Preparing for a new semester is a busy, sometimes stressful time. Now, we have to think about how COVID has changed and will continue to change the college experience. Here are a few tips as you prepare to jump back into campus life.
This may be the single most obvious COVID tip, but it’s worth repeating: buy masks in advance. Multiple states currently have indoor mask mandates for everyone, regardless of vaccination status, and many universities have their own guidelines. Cloth masks are an environmentally friendly option, and you can even make your own with materials you probably already have (directions here). Also, keeping a mask hook by your door is a great way to make sure you don’t forget it as you rush to class.
2. Be Aware Of What’s Open
Businesses are still recovering from the pandemic, and it’s important to realize that your favorite late-night spots might not be open during their normal pre-COVID hours yet. Many malls, stores, libraries, and coffee shops also have adjusted their hours, so make sure to check online or call before you go. Uber and Lyft are still operating, but under “no mask, no ride” policies.

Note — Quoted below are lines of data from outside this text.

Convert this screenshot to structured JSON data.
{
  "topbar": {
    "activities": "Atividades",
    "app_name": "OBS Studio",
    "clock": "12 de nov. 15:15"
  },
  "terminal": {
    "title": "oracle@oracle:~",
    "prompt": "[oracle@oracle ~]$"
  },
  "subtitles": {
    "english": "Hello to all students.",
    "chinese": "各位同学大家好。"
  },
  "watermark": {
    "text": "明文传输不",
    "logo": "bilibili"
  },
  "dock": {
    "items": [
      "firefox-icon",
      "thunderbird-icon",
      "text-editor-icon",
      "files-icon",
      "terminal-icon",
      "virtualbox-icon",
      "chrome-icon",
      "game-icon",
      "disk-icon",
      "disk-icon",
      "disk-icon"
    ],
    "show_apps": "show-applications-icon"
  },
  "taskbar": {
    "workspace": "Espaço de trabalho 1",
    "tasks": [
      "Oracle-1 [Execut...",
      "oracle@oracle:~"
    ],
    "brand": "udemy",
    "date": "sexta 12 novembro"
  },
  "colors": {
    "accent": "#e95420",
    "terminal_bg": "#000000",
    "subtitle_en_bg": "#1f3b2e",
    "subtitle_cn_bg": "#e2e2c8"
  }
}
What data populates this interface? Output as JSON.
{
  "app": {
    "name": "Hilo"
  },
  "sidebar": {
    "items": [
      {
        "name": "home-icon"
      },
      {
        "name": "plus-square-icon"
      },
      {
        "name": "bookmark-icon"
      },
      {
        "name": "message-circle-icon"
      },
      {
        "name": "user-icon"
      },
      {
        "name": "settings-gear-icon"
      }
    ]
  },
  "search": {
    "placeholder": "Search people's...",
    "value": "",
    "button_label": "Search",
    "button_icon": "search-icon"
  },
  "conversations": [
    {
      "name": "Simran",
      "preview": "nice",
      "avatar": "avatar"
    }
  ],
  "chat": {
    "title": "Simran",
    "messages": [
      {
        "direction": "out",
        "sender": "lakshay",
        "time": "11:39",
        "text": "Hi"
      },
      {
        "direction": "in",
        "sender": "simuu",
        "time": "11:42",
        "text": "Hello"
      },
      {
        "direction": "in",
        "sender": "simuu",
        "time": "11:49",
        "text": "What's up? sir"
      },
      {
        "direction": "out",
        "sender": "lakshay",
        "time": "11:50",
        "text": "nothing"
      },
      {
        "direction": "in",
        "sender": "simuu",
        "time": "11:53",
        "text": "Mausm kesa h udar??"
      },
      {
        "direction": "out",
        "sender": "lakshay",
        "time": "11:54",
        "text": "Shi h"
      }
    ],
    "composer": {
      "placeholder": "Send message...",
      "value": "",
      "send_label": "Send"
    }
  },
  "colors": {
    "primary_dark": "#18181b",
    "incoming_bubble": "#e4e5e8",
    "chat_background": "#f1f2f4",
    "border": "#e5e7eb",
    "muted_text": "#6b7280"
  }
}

3. Try “Going Out” Outside
College students are social creatures. To be social safely, try swapping large indoor gatherings like clubs and frat parties for outdoor ones like music festivals or theme parks. Even opting to meet with friends and classmates outdoors is better than finding a small study room.
4. Use Your Advisors
Feel lost in your academic or career path after virtual semesters? Your university’s career center or major advising office can help you plan for the next few pivotal years. Resume building and writing tutoring are other services that are indispensable during the job, professional, or graduate school application processes. Meet with an advisor to track your progress at least once a semester. This will not only help you stay organized but also give you confidence about the bigger picture of your future in a COVID or post-COVID world.
5. Make Personal Connections With Your Professors
Virtual learning has deprived students of more organic networking opportunities. Now is the time to make up for it! Ask lots of questions and regularly visit office hours. In large lecture classes, the professor usually only knows some students by name. You want to be one of them! Introduce yourself in a smaller setting and consistently reach out about the class or any overlapping shared interests.
6. Make A Plus-Delta Chart
The Coronavirus pandemic has changed the paths of most students in some way or another, and a Plus-Delta chart is a great way to clarify how it has affected you and how you can move forward. Under the plus (+) category, write/draw some advantages or opportunities that you have had during the past year and a half that you may not have had otherwise. Under the delta (Δ) category, write/draw some ways the pandemic has shifted the plans you had for the last year. Listing missed opportunities alongside gained ones can give valuable perspective. Think of how you can reschedule, revise, or replace things that you wanted to do safely in the upcoming school year.